═══ Listed records ═══
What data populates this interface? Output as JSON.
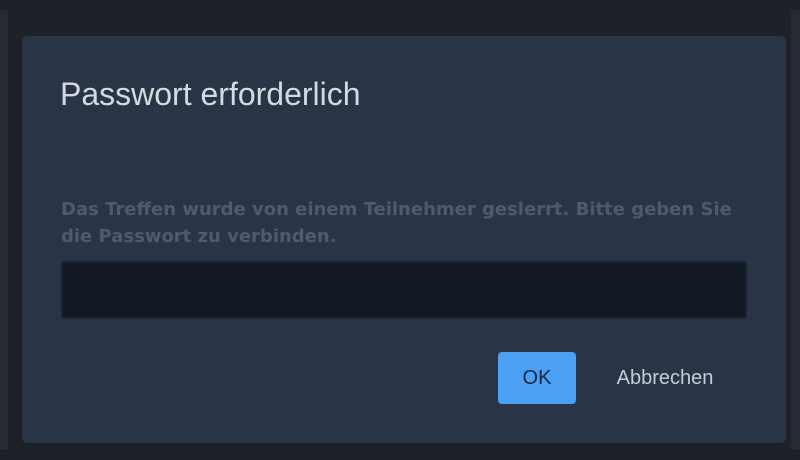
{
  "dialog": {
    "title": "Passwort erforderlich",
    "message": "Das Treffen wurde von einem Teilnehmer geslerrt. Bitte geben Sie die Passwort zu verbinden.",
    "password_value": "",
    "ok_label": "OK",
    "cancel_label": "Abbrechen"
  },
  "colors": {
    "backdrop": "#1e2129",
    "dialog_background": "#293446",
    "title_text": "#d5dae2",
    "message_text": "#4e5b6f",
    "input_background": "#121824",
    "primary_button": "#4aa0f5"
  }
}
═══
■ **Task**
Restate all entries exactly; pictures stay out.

■ **Answer for this exercise**
What data populates this interface? Output as JSON.
{
  "dialog": {
    "title": "Passwort erforderlich",
    "message": "Das Treffen wurde von einem Teilnehmer geslerrt. Bitte geben Sie die Passwort zu verbinden.",
    "password_value": "",
    "ok_label": "OK",
    "cancel_label": "Abbrechen"
  },
  "colors": {
    "backdrop": "#1e2129",
    "dialog_background": "#293446",
    "title_text": "#d5dae2",
    "message_text": "#4e5b6f",
    "input_background": "#121824",
    "primary_button": "#4aa0f5"
  }
}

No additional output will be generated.